MSE Alumna Profile: Theresa Valentine Clark
Hometown: Laurel, Md.
Class of: 2003 (B.S.); 2004 (M.S.) (5-year combined program)
Theresa Valentine Clark (B.S. '03 and M.S. '04) attending ASM Leadership Days in August 2007 in Salt Lake City, Utah. While attending the University of Maryland, Theresa received two highly selective, national awards: an Outstanding Scholars Award from ASM International and a Presidential Award from TMS (The Minerals, Metals & Materials Society). She was also the recipient of a Banneker-Key scholarship.
We chatted with Theresa to learn more about her experiences at the University of Maryland, and find out what she's doing today
Why did you choose to study at the University of Maryland?
A combination of factors: highly rated academics (including engineering, but the Honors program was a draw as well), an excellent scholarship, proximity to home, and the "big school" college experience.
Why did you decide to major in Materials Science and Engineering?
I started out as a chemical engineering major because I liked math and chemistry, and my sister and her husband were chemical engineers. During my freshman year I realized I wasn't too interested in it after all and looked at other engineering majors. MSE was the most welcoming of them, with quick responses to my questions from Dr. [Isabel] Lloyd and friendly students. It was an easy choice to switch, and I still got to take plenty of math and chemistry!
What was the best thing about majoring in MSE?
I loved the flexibility our small class sizes gave us. We always had plenty of time for questions, got to participate and not be rushed in labs, and got to know each other well over time. Although we always recruited students to enlarge the program, it was nice to know everyone in my major—not something you can say in the larger programs like mechanical or electrical engineering.
What was your favorite class, and why?
My senior design class was a great experience. Our group worked on a micro-electromechanical system that involved most of our previous materials engineering education. Because we had a small class (6 students, if I remember correctly), we were able to work as a team with our professor and have his full attention. We had freedom to think creatively and drove the direction of the project ourselves with his guidance when we got stuck. I still use a lot of the project management tools that I learned in that class, and the teamwork experience was one of the best I've had.
Were you involved in research, internships, conferences, or other activities while a student?
Lots!
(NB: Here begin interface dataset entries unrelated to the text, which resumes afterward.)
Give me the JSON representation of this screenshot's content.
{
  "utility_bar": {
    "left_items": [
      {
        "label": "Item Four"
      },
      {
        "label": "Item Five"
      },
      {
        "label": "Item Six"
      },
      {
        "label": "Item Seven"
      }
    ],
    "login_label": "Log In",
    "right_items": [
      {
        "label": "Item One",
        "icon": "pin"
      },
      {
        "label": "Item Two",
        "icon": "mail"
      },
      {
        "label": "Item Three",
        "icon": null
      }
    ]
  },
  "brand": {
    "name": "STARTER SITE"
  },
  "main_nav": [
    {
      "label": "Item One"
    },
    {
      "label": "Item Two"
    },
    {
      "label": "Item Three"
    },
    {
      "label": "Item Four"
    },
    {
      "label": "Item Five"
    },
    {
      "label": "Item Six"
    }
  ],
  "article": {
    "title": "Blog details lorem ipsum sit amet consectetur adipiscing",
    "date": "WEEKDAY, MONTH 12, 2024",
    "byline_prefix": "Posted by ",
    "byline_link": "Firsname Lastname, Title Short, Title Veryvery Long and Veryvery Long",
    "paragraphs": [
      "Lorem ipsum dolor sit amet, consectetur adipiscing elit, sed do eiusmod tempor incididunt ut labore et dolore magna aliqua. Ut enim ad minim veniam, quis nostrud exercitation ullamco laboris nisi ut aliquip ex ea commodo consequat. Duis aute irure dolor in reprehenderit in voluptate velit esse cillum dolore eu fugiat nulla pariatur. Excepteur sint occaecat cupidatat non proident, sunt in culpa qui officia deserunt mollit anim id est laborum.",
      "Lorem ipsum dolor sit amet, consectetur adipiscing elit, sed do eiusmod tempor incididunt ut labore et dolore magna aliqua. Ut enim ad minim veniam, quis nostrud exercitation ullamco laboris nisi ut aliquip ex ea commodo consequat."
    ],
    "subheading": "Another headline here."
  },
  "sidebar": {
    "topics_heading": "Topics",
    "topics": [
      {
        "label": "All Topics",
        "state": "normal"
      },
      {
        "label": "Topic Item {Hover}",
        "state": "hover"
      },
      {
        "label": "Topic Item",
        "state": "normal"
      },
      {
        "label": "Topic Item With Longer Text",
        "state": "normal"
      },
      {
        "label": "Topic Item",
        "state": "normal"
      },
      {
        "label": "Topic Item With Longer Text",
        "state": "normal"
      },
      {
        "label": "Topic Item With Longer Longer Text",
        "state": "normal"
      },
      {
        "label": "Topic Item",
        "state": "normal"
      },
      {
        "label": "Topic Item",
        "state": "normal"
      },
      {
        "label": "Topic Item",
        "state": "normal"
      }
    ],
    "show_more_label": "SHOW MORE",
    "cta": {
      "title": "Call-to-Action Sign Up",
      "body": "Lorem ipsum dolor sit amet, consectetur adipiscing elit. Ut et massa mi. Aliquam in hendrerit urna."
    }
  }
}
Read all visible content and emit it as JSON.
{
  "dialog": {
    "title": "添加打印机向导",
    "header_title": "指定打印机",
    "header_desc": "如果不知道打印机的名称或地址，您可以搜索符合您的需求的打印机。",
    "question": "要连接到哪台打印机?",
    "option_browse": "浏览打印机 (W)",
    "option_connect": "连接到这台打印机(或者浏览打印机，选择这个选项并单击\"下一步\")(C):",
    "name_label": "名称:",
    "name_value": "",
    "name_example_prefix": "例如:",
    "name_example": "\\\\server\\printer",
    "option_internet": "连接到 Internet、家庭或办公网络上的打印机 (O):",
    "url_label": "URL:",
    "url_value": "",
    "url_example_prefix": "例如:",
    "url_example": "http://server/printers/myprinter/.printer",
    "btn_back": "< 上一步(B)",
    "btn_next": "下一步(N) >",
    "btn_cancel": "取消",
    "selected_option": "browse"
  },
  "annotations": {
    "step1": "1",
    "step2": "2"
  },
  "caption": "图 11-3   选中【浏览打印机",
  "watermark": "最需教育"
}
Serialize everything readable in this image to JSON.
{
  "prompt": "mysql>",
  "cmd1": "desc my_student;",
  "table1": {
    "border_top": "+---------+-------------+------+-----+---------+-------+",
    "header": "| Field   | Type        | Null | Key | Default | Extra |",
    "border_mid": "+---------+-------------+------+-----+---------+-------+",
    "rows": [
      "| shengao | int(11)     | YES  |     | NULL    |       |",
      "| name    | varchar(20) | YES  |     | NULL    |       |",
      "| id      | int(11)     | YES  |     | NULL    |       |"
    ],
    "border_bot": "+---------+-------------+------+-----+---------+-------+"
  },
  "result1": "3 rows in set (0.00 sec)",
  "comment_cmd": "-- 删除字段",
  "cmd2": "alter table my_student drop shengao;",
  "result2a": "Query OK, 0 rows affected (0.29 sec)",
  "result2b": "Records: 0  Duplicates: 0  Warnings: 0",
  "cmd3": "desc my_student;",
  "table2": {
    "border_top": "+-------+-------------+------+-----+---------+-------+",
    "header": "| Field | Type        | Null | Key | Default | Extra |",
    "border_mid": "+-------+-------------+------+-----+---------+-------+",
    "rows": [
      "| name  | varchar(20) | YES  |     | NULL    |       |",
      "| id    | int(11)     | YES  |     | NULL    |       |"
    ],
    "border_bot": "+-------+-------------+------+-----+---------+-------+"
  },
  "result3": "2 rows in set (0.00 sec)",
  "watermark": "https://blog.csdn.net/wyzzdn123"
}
I started engineering research after my freshman year, working for a mechanical engineering professor who had taught my freshman statics course. I worked on nickel-titanium shape memory alloys, which kept coming up as interesting materials throughout my education. My senior year I switched advisors to work for [MSE] professor Dr. Gary Rubloff on biomaterials and electronic materials. He was later my thesis advisor for my master's degree.
I had an internship after my junior year at the U.S. Nuclear Regulatory Commission, where I now work. Internships are extremely helpful in getting permanent employment!
I was also very active in both the Materials Engineering Society [a joint student chapter of several materials societies (materials societies)], where I was secretary and president, and the Engineering Student Council. Those activities gave me good leadership experience that helped in the job search, plus I made a lot of good friends. Now I'm chair of the local professional chapter of ASM International, one of the professional societies that underpinned the Materials Engineering Society.
Theresa Valentine Clark in Salt Lake City, Utah.
What do you recommend students do to have the best experience here?
Get involved, period. If you live on campus, it will happen naturally, and you'll meet great friends. You should still get involved in something, whether it's related to your major or your sports talents or some niche hobby, because someone on campus is guaranteed to share your interests. It's even more important if you live off campus, because going to class is only a small part of the college experience. You don't tell your kids stories about tests you took! (Although of course class is the main point and you should apply yourself diligently there as well.) Not only will you make friends, but you'll also build your resume, which is going to help out in the very competitive job market
What have you been doing since you graduated? How have your engineering skills helped in your job or in other activities that you have been involved with since leaving Maryland?
After graduating with an M.S., I went to work for the U.S. Nuclear Regulatory Commission in Rockville, Maryland, as a participant in the Nuclear Safety Professional Development Program. This program allowed me to do five different jobs over the first two years at the NRC. I worked on risk assessment of materials degradation at nuclear power plants, managed the review process for an international nuclear safety conference in Vienna (and got to go along), wrote news summaries and press releases in the public affairs office, worked as an inspector at a nuclear power plant in New York, and served as the headquarters licensing contact for two plants in Pennsylvania. The program gave me a good overview of agency business and made me more valuable in my permanent position as a reliability and risk engineer in the Office of New Reactors at the NRC. I am responsible (along with a co-worker) for reviewing the risk assessments of design and licensing applications for a new power plant design proposed by Areva for construction in Calvert County, Maryland, and several other locations. It's challenging and interesting work, and my engineering background helps me understand the technical issues, especially when materials issues come up. Even more importantly, the communications and project management skills I learned in my engineering courses serve me daily. (Editor's note: Theresa also serves on the Department's Board of Visitors.)